Blood and saliva are two of the most common bodily fluids found in dentistry. Unfortunately, they are also particularly adept at carrying and spreading infectious diseases to anyone that comes into contact with them, directly or indirectly. For example, if you were to touch something containing the saliva of a person with an infectious disease, and then touch your own lips or mouth, you could be infected yourself and become a carrier. It is also important to note that the tissues of the other elements of the respiratory tract (the nose and throat), are very similar to those of the mouth and therefore, infectious microorganisms that are found in the saliva can often be found in the nose and throat. This increases the risk of infection to surrounding people. Blood-borne diseases can also cause infection in someone if they come into contact with their saliva, and vice versa.
Some of the most common infectious diseases transmitted through saliva include:
- Rhinoviruses (common colds)
- Flu virus
- Epstein-Barr virus (better known as mono)
- Type 1 herpes
- Strep bacteria
- Hepatitis B
- Hepatitis C
There are many different types of infectious diseases which can be transmitted through contact with an infected patient’s blood including:
- Hepatitis B
- Hepatitis C
- Human Immunodeficiency Virus (HIV)
By undertaking comprehensive disinfection and sterilization processes, your dental practice can ensure that there is minimal risk to both patients being treated, and the staff carrying out the procedures.
While there are far more comprehensive guides available that relate to the correct methods of disinfection and sterilization of dental equipment, here is the basic information that you need to be aware of to ensure that you are offering patients and staff the maximum protection possible.
If you are handling any piece of equipment that has been potentially contaminated with bodily fluids, you should ensure that you are wearing the correct PPR. This includes well-fitting gloves, safety eyewear, face masks, and impermeable smocks/overalls. This will protect you from infection as you clean and organize the instruments and prevent you from passing any infectious agents that you yourself may be unknowingly harboring and passing them onto clean instruments.

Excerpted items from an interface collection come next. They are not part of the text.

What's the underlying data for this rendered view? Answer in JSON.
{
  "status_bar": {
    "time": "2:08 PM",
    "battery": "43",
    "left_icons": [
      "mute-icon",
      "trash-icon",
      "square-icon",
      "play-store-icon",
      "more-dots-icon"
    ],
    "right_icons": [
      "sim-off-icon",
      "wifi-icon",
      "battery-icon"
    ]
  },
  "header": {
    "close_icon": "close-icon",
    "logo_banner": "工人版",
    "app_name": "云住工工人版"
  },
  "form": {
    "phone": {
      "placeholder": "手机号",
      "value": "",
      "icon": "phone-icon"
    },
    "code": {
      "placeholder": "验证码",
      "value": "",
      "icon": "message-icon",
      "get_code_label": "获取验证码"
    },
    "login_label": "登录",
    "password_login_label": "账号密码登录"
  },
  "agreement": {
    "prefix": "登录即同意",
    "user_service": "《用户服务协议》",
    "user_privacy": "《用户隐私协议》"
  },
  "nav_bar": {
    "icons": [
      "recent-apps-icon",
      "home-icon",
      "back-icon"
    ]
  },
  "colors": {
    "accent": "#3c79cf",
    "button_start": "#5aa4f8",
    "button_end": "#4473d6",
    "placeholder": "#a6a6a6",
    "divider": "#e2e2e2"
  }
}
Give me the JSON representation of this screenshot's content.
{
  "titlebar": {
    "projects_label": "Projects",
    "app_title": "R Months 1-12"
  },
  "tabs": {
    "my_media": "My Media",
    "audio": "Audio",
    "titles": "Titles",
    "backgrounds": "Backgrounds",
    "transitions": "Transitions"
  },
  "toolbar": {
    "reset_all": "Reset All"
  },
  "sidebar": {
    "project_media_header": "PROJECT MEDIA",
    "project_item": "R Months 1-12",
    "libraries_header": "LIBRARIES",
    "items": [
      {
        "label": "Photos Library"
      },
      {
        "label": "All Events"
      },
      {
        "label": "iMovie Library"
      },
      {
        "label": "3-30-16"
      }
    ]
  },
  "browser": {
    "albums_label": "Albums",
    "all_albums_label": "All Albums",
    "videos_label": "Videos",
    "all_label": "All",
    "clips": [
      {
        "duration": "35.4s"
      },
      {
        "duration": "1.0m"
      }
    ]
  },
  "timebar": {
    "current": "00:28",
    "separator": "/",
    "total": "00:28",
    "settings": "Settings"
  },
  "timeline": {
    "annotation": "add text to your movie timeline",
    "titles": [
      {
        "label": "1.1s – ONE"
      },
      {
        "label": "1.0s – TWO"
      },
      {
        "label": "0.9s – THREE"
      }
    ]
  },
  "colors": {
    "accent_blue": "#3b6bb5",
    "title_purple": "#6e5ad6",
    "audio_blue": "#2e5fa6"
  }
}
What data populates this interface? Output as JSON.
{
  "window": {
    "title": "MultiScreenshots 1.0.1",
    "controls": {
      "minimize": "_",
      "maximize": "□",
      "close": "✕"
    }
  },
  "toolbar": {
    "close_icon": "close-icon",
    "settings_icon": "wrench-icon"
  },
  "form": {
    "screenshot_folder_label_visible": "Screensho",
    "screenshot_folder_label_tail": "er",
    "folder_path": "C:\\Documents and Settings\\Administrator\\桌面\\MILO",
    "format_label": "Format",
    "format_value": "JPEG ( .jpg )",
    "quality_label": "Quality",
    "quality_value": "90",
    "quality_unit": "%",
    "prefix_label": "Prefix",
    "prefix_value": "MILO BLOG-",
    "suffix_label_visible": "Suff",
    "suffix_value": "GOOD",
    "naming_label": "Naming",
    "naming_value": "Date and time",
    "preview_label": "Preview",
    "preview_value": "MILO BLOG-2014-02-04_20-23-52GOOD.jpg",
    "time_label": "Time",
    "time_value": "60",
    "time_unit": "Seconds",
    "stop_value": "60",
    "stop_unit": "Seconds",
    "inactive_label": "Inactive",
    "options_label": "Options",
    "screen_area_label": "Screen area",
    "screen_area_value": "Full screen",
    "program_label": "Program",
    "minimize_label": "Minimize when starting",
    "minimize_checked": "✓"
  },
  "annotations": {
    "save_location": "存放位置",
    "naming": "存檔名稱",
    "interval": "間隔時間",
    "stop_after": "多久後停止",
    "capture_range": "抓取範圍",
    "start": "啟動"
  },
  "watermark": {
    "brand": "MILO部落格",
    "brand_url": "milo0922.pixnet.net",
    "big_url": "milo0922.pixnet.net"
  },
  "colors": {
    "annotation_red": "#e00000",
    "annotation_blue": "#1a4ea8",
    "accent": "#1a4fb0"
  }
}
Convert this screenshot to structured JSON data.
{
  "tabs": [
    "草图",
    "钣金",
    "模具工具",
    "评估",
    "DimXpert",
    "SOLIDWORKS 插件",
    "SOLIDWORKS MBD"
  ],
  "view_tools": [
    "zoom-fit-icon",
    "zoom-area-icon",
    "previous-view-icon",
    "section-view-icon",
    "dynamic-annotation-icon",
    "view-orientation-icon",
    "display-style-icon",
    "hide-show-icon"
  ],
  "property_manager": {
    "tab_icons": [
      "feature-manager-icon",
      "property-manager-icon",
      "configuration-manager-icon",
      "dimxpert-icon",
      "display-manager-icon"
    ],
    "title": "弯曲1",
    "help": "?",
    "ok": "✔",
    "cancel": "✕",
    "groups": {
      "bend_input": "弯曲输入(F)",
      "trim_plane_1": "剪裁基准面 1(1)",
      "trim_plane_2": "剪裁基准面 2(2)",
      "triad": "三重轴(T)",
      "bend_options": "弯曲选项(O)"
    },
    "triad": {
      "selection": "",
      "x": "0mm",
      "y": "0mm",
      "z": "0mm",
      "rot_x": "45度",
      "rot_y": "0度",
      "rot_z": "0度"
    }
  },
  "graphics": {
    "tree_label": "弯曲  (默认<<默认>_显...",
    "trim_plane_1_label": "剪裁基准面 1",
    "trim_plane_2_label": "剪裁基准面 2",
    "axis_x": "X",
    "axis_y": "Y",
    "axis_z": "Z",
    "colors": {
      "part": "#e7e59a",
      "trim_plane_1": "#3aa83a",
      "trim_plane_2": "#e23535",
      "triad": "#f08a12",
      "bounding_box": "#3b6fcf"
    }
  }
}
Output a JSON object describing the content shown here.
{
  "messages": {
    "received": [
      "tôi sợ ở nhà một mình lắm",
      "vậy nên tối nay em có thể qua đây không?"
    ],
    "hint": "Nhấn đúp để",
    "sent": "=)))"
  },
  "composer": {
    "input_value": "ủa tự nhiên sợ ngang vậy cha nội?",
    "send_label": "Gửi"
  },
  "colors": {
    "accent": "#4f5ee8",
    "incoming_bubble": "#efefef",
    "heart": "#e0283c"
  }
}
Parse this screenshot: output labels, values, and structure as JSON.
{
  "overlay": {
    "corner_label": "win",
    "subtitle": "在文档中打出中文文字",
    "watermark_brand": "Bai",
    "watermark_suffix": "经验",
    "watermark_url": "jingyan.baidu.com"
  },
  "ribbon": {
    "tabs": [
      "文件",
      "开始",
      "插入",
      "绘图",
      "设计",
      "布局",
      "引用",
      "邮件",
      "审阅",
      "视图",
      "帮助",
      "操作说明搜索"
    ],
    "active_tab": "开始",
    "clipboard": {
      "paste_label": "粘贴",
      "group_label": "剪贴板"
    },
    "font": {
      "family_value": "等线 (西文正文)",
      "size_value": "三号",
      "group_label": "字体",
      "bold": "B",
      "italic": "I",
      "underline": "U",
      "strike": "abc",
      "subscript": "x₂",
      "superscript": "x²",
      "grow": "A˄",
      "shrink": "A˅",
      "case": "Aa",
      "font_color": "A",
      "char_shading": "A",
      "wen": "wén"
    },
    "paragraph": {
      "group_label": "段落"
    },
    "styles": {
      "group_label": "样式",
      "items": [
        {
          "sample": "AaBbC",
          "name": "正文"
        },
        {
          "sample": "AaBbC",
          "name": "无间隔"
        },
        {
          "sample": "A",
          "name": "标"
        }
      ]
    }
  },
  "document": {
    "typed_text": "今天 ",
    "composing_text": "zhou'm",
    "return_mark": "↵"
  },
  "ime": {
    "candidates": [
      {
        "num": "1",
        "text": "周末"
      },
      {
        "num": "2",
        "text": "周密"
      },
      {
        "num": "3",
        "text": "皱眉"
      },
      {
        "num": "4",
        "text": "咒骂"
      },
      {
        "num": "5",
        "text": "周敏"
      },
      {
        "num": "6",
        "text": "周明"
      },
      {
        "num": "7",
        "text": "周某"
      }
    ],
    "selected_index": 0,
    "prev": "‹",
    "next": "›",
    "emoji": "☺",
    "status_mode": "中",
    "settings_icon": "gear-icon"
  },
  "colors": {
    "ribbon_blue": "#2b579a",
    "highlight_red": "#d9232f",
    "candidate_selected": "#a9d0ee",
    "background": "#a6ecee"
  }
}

If you are dealing with back to back patients, you may not have the time to properly clean and disinfect each instrument right away. Unfortunately, this can give bodily fluids like blood time to dry out and harden, which makes it harder to remove. We recommend that you pre-soak your dirty instruments by spraying them with a solution designed to keep any organic matter on them moist until you are able to perform the total disinfection and sterilization process.
It can be tempting to think that sterilization alone will be sufficient. However, steam sterilization may not be effective if it can’t come into contact with the full surfaces of each instrument – for example, if there is some bio-debris stuck to them. Guidelines from the Centers for Disease Control (CDC) recommend that all instruments are fully cleaned before they are sterilized. You can do this by hand if you don’t have access to an automated instrument washer or ultrasonic cleaning device. The point is that they need to be completely clean before they go in to be sterilized.
Once clean, your dental instruments also need to be dried thoroughly before being sterilized. This is because sterilizers will only remove the amount of moisture that they introduce as part of the sterilization process, meaning that if you place wet instruments into it, they will still be wet at the end of the process. This makes it harder to package and increases the risk of contamination.
Finally, your instruments will need to be packaged before they enter the sterilizer, with each package sealed to prevent exposure to the air when they are removed. There are some types of packaging that are better able to maintain their integrity during the sterilization process so be sure to choose carefully.
Think of your sterilizer as a conventional dishwasher. If you put too many items in, there is a risk that they won’t all emerge fully clean. This is because they take longer to reach the optimal temperature for cleaning and the water and cleaning solution can’t circulate as easily. Overloaded sterilizers have the same problem.
The only way to know just how effective your sterilization process is is to monitor it – something which is also recommended by the CDC. This can be done using chemical indicators on the packaging which show that the correct temperatures are being reached and that the steam is penetrating the packaging. You can also obtain biological indicators that show if your sterilizer is actually killing microorganisms. These tests should be carried out on a regular basis to ensure the efficiency of your process.
For more advice on the best way to disinfect and sterilize, please don’t hesitate to get in contact with our dental office.